### Extracted records

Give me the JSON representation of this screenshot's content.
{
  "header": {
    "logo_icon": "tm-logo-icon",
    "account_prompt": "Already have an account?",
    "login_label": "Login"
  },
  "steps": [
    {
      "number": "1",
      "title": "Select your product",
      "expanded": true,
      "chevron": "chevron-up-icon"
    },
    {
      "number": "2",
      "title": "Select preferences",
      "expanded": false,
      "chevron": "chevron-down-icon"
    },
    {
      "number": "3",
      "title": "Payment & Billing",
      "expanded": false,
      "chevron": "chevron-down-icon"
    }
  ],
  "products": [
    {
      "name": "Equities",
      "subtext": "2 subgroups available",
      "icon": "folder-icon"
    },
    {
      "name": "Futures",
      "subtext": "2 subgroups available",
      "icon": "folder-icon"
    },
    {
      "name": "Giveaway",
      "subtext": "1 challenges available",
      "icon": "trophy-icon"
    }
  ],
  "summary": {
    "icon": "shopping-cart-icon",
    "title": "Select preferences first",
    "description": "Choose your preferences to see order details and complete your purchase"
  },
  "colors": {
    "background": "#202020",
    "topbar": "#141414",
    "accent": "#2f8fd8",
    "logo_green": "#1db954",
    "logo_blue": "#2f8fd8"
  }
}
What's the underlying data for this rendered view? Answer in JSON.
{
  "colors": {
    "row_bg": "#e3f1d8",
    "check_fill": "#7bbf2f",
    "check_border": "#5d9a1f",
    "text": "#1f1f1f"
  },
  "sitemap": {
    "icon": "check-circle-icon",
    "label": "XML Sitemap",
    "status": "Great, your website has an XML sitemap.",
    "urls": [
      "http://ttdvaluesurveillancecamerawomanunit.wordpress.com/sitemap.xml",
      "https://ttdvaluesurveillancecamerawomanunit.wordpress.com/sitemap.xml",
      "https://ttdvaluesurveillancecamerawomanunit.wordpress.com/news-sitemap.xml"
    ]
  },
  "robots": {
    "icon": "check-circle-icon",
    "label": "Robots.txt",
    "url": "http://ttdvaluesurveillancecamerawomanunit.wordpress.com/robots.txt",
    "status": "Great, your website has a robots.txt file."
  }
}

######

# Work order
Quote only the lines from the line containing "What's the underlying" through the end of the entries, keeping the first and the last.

# Response to the exercise
What's the underlying data for this rendered view? Answer in JSON.
{
  "colors": {
    "row_bg": "#e3f1d8",
    "check_fill": "#7bbf2f",
    "check_border": "#5d9a1f",
    "text": "#1f1f1f"
  },
  "sitemap": {
    "icon": "check-circle-icon",
    "label": "XML Sitemap",
    "status": "Great, your website has an XML sitemap.",
    "urls": [
      "http://ttdvaluesurveillancecamerawomanunit.wordpress.com/sitemap.xml",
      "https://ttdvaluesurveillancecamerawomanunit.wordpress.com/sitemap.xml",
      "https://ttdvaluesurveillancecamerawomanunit.wordpress.com/news-sitemap.xml"
    ]
  },
  "robots": {
    "icon": "check-circle-icon",
    "label": "Robots.txt",
    "url": "http://ttdvaluesurveillancecamerawomanunit.wordpress.com/robots.txt",
    "status": "Great, your website has a robots.txt file."
  }
}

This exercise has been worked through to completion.